Econo Lodge Inn & Suites - High Level Motel Blog

September
29

Look Up

posted by: High Level Hotels on: September 29, 2013 12:29:54 PM

Regional Municipality of Wood Buffalo (Regional Municipality of Wood Buffalo) 
[CC-BY-2.5 (
http://creativecommons.org/licenses/by/2.5)], via Wikimedia Commons

Northern Alberta communities like High Level are always prime spots to gaze up at the night sky and watch the swirling light show that is aurora borealis. But this autumn, the Northern Lights could put on an even more spectacular performance.

NASA updated its prediction last spring on when conditions will be most favorable for viewing the phenomenon. Originally, the space agency said that the period of ‘solar maximum’ would take place in April or May of 2013. But now, scientists say that there will be two peaks in solar activity: the first one took place already in early 2012 while the second is due this autumn.

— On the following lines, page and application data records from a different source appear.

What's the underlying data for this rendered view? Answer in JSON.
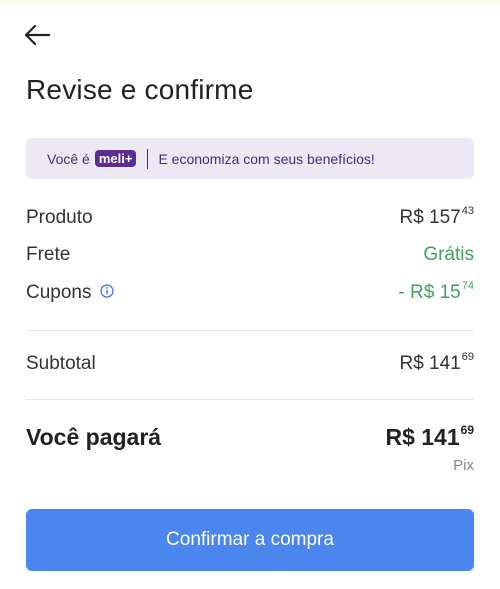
{
  "header": {
    "title": "Revise e confirme"
  },
  "banner": {
    "prefix": "Você é",
    "badge": "meli+",
    "message": "E economiza com seus benefícios!"
  },
  "summary": {
    "produto": {
      "label": "Produto",
      "currency": "R$",
      "int": "157",
      "cents": "43"
    },
    "frete": {
      "label": "Frete",
      "value": "Grátis"
    },
    "cupons": {
      "label": "Cupons",
      "sign": "-",
      "currency": "R$",
      "int": "15",
      "cents": "74"
    },
    "subtotal": {
      "label": "Subtotal",
      "currency": "R$",
      "int": "141",
      "cents": "69"
    }
  },
  "total": {
    "label": "Você pagará",
    "currency": "R$",
    "int": "141",
    "cents": "69",
    "method": "Pix"
  },
  "actions": {
    "confirm_label": "Confirmar a compra"
  },
  "colors": {
    "primary": "#4a86ee",
    "success": "#3fa35f",
    "meli_purple": "#5c2d91",
    "banner_bg": "#ece8f4"
  }
}
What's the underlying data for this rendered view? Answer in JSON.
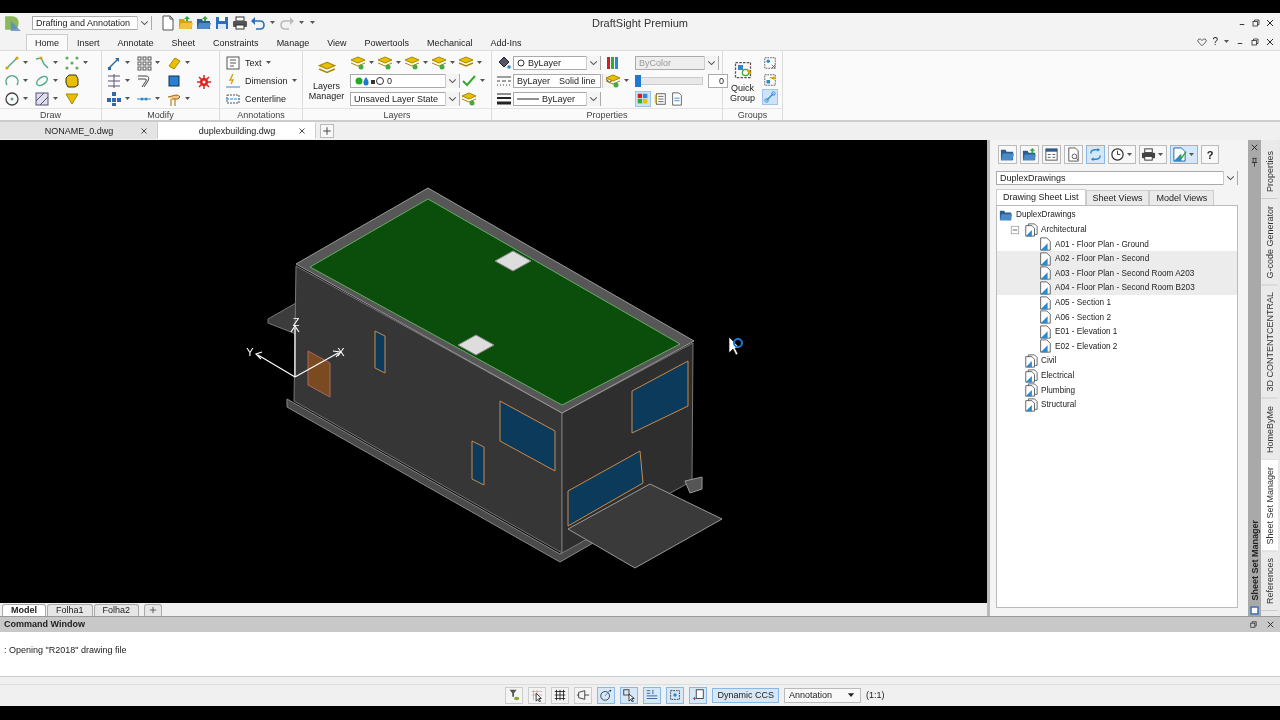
{
  "title_bar": {
    "workspace": "Drafting and Annotation",
    "title": "DraftSight Premium",
    "help": "?"
  },
  "ribbon_tabs": [
    {
      "label": "Home",
      "selected": true
    },
    {
      "label": "Insert",
      "selected": false
    },
    {
      "label": "Annotate",
      "selected": false
    },
    {
      "label": "Sheet",
      "selected": false
    },
    {
      "label": "Constraints",
      "selected": false
    },
    {
      "label": "Manage",
      "selected": false
    },
    {
      "label": "View",
      "selected": false
    },
    {
      "label": "Powertools",
      "selected": false
    },
    {
      "label": "Mechanical",
      "selected": false
    },
    {
      "label": "Add-Ins",
      "selected": false
    }
  ],
  "ribbon": {
    "draw": {
      "label": "Draw"
    },
    "modify": {
      "label": "Modify"
    },
    "annotations": {
      "label": "Annotations",
      "items": [
        "Text",
        "Dimension",
        "Centerline"
      ]
    },
    "layers": {
      "label": "Layers",
      "manager": "Layers Manager",
      "current_layer": "0",
      "layer_state": "Unsaved Layer State"
    },
    "properties": {
      "label": "Properties",
      "color_value": "ByLayer",
      "linetype_layer": "ByLayer",
      "linetype": "Solid line",
      "lineweight": "ByLayer",
      "plot_color": "ByColor",
      "plot_color_disabled": true,
      "transparency": {
        "level": 0,
        "value": "0"
      },
      "toggles": [
        {
          "on": true
        },
        {
          "on": false
        },
        {
          "on": false
        }
      ]
    },
    "groups": {
      "label": "Groups",
      "quick_group": "Quick Group",
      "toggles": [
        {
          "on": false
        },
        {
          "on": false
        },
        {
          "on": true
        }
      ]
    }
  },
  "document_tabs": [
    {
      "label": "NONAME_0.dwg",
      "selected": false
    },
    {
      "label": "duplexbuilding.dwg",
      "selected": true
    }
  ],
  "viewport": {
    "axis": {
      "x": "X",
      "y": "Y",
      "z": "Z"
    }
  },
  "layout_tabs": [
    {
      "label": "Model",
      "selected": true
    },
    {
      "label": "Folha1",
      "selected": false
    },
    {
      "label": "Folha2",
      "selected": false
    }
  ],
  "sheet_set_manager": {
    "title": "Sheet Set Manager",
    "help": "?",
    "toolbar": [
      {
        "kind": "open",
        "on": false
      },
      {
        "kind": "upload",
        "on": false
      },
      {
        "kind": "list",
        "on": false
      },
      {
        "kind": "preview",
        "on": false
      },
      {
        "kind": "sync",
        "on": true
      },
      {
        "kind": "clock",
        "on": false
      },
      {
        "kind": "print",
        "on": false
      },
      {
        "kind": "publish",
        "on": true
      }
    ],
    "sheet_set": "DuplexDrawings",
    "tabs": [
      {
        "label": "Drawing Sheet List",
        "selected": true
      },
      {
        "label": "Sheet Views",
        "selected": false
      },
      {
        "label": "Model Views",
        "selected": false
      }
    ],
    "tree": [
      {
        "label": "DuplexDrawings",
        "kind": "set",
        "selected": false,
        "children": [
          {
            "label": "Architectural",
            "kind": "subset",
            "selected": false,
            "children": [
              {
                "label": "A01 - Floor Plan - Ground",
                "kind": "sheet",
                "selected": false
              },
              {
                "label": "A02 - Floor Plan - Second",
                "kind": "sheet",
                "selected": true
              },
              {
                "label": "A03 - Floor Plan - Second Room A203",
                "kind": "sheet",
                "selected": true
              },
              {
                "label": "A04 - Floor Plan - Second Room B203",
                "kind": "sheet",
                "selected": true
              },
              {
                "label": "A05 - Section 1",
                "kind": "sheet",
                "selected": false
              },
              {
                "label": "A06 - Section 2",
                "kind": "sheet",
                "selected": false
              },
              {
                "label": "E01 - Elevation 1",
                "kind": "sheet",
                "selected": false
              },
              {
                "label": "E02 - Elevation 2",
                "kind": "sheet",
                "selected": false
              }
            ]
          },
          {
            "label": "Civil",
            "kind": "subset",
            "selected": false
          },
          {
            "label": "Electrical",
            "kind": "subset",
            "selected": false
          },
          {
            "label": "Plumbing",
            "kind": "subset",
            "selected": false
          },
          {
            "label": "Structural",
            "kind": "subset",
            "selected": false
          }
        ]
      }
    ]
  },
  "side_tabs": [
    {
      "label": "Properties",
      "selected": false
    },
    {
      "label": "G-code Generator",
      "selected": false
    },
    {
      "label": "3D CONTENTCENTRAL",
      "selected": false
    },
    {
      "label": "HomeByMe",
      "selected": false
    },
    {
      "label": "Sheet Set Manager",
      "selected": true
    },
    {
      "label": "References",
      "selected": false
    }
  ],
  "command_window": {
    "title": "Command Window",
    "lines": [
      ": Opening \"R2018\" drawing file"
    ]
  },
  "status_bar": {
    "toggles": [
      {
        "kind": "filter",
        "on": false
      },
      {
        "kind": "select",
        "on": false
      },
      {
        "kind": "grid",
        "on": false
      },
      {
        "kind": "ortho",
        "on": false
      },
      {
        "kind": "polar",
        "on": true
      },
      {
        "kind": "esnap",
        "on": true
      },
      {
        "kind": "etrack",
        "on": true
      },
      {
        "kind": "weight",
        "on": true
      },
      {
        "kind": "input",
        "on": true
      }
    ],
    "dynamic_ccs": {
      "label": "Dynamic CCS",
      "on": true
    },
    "annotation_scale": "Annotation",
    "scale": "(1:1)"
  }
}
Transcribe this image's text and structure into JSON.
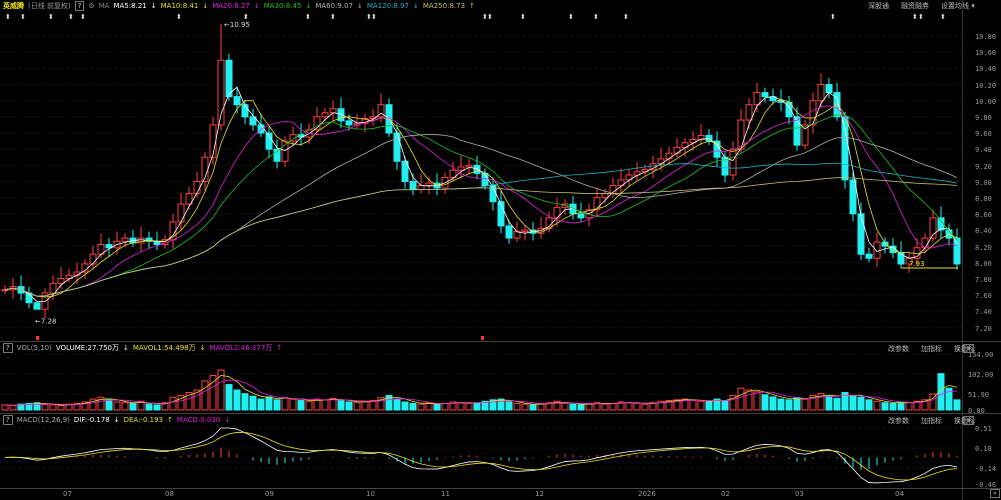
{
  "header": {
    "stock_name": "英威腾",
    "mode": "(日线 前复权)",
    "help": "?",
    "ma_label": "MA",
    "ma": [
      {
        "label": "MA5:8.21",
        "arrow": "↓",
        "color": "#ffffff"
      },
      {
        "label": "MA10:8.41",
        "arrow": "↓",
        "color": "#e8e020"
      },
      {
        "label": "MA20:8.27",
        "arrow": "↓",
        "color": "#e020e0"
      },
      {
        "label": "MA30:8.45",
        "arrow": "↓",
        "color": "#20c020"
      },
      {
        "label": "MA60:9.07",
        "arrow": "↓",
        "color": "#b0b0b0"
      },
      {
        "label": "MA120:8.97",
        "arrow": "↓",
        "color": "#20b0c0"
      },
      {
        "label": "MA250:8.73",
        "arrow": "↑",
        "color": "#c8c070"
      }
    ],
    "tools": [
      "深股通",
      "融资融券",
      "设置均线 ▾"
    ]
  },
  "annotations": {
    "high": "←10.95",
    "low": "←7.28",
    "last_low": "7.93"
  },
  "price_axis": [
    "10.80",
    "10.60",
    "10.40",
    "10.20",
    "10.00",
    "9.80",
    "9.60",
    "9.40",
    "9.20",
    "9.00",
    "8.80",
    "8.60",
    "8.40",
    "8.20",
    "8.00",
    "7.80",
    "7.60",
    "7.40",
    "7.20"
  ],
  "volume": {
    "title": "VOL(5,10)",
    "volume_label": "VOLUME:27.750万",
    "mavol1": "MAVOL1:54.498万",
    "mavol2": "MAVOL2:46.377万",
    "tools": [
      "改参数",
      "加指标",
      "换指标"
    ],
    "close": "×",
    "axis": [
      "154.00",
      "102.00",
      "51.90",
      "0.00"
    ]
  },
  "macd": {
    "title": "MACD(12,26,9)",
    "dif": "DIF:-0.178",
    "dea": "DEA:-0.193",
    "macd": "MACD:0.030",
    "tools": [
      "改参数",
      "加指标",
      "换指标"
    ],
    "close": "×",
    "axis": [
      "0.51",
      "0.18",
      "-0.14",
      "-0.46"
    ]
  },
  "months": [
    "07",
    "08",
    "09",
    "10",
    "11",
    "12",
    "2026",
    "02",
    "03",
    "04"
  ],
  "nav_button": "»",
  "colors": {
    "up": "#ff4040",
    "down": "#20f0f0",
    "grid": "#333333"
  },
  "chart_data": {
    "type": "candlestick",
    "ylim": [
      7.2,
      10.8
    ],
    "volume_ylim": [
      0,
      154
    ],
    "macd_ylim": [
      -0.46,
      0.51
    ],
    "close": [
      7.66,
      7.7,
      7.62,
      7.5,
      7.42,
      7.62,
      7.74,
      7.8,
      7.84,
      7.88,
      7.98,
      8.1,
      8.22,
      8.18,
      8.26,
      8.3,
      8.24,
      8.3,
      8.26,
      8.22,
      8.28,
      8.5,
      8.72,
      8.85,
      9.0,
      9.3,
      9.7,
      10.5,
      10.05,
      9.95,
      9.8,
      9.7,
      9.6,
      9.4,
      9.25,
      9.5,
      9.58,
      9.55,
      9.64,
      9.8,
      9.85,
      9.9,
      9.75,
      9.7,
      9.72,
      9.78,
      9.8,
      9.95,
      9.6,
      9.25,
      9.0,
      8.9,
      8.95,
      8.98,
      8.92,
      9.05,
      9.14,
      9.18,
      9.2,
      9.1,
      8.95,
      8.75,
      8.45,
      8.3,
      8.38,
      8.4,
      8.36,
      8.42,
      8.55,
      8.68,
      8.72,
      8.6,
      8.55,
      8.65,
      8.8,
      8.85,
      8.95,
      9.02,
      9.08,
      9.12,
      9.15,
      9.22,
      9.28,
      9.35,
      9.42,
      9.48,
      9.52,
      9.57,
      9.5,
      9.3,
      9.08,
      9.4,
      9.76,
      9.95,
      10.1,
      10.05,
      10.0,
      9.98,
      9.8,
      9.45,
      9.7,
      10.0,
      10.2,
      10.1,
      9.8,
      9.02,
      8.6,
      8.1,
      8.05,
      8.25,
      8.2,
      8.12,
      7.98,
      8.05,
      8.18,
      8.3,
      8.55,
      8.4,
      8.3,
      7.98
    ],
    "volume": [
      14,
      12,
      16,
      18,
      20,
      15,
      14,
      12,
      16,
      18,
      22,
      30,
      35,
      28,
      22,
      20,
      18,
      24,
      16,
      14,
      20,
      35,
      40,
      48,
      55,
      80,
      95,
      110,
      70,
      55,
      45,
      38,
      30,
      36,
      28,
      34,
      30,
      26,
      24,
      30,
      28,
      32,
      26,
      22,
      20,
      24,
      26,
      34,
      40,
      30,
      22,
      18,
      16,
      20,
      15,
      18,
      22,
      20,
      18,
      20,
      24,
      28,
      30,
      22,
      18,
      16,
      14,
      18,
      20,
      24,
      18,
      16,
      14,
      18,
      20,
      16,
      18,
      22,
      20,
      18,
      16,
      20,
      24,
      26,
      28,
      30,
      26,
      24,
      22,
      30,
      26,
      40,
      60,
      55,
      50,
      42,
      36,
      30,
      28,
      34,
      30,
      40,
      45,
      38,
      32,
      48,
      40,
      35,
      28,
      24,
      20,
      18,
      22,
      20,
      24,
      28,
      44,
      100,
      60,
      28
    ]
  }
}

And this late solar surge might mean that travelers will have more opportunities to see the Northern Lights even into 2015. Visitors to High Level already rave about how easy it is to witness aurora borealis – all you need is a clear sky. But if you’re heading our way soon, be prepared for an extra-impressive display of bright, pulsating light.

Why the lights are so bright in High Level
If you were to look at a map, the Northern Lights occur in an oval-shaped area located above the magnetic pole. The best spots to see the lights are within this “auroral oval”. And High Level is right in the middle of it. In fact, Canada has most of the world’s best locations to gaze at the Northern Lights.

And more areas further south will likely to be able to see the show this year as well because of the increased solar activity. So if you’re driving up to High Level from Edmonton, steal a quick glance up at the evening sky.

Typically, the best time of year to see aurora borealis is from late September to early March. But even during a ‘solar maximum’, it’s impossible to be 100% sure that you’ll see a light show.

What causes the Northern Lights
This spellbinding spectacle is created by collisions between gaseous particles in our atmosphere with charged particles released from the sun’s atmosphere. All those different colours are a result of different types of gas particles colliding. For example, nitrogen produces blue or purple aurora while oxygen molecules create yellow-green aurora.

If you’re planning on dropping by the region while this amazing light show is on, settle into one of our comfortable High Level hotels before the spectacle begins.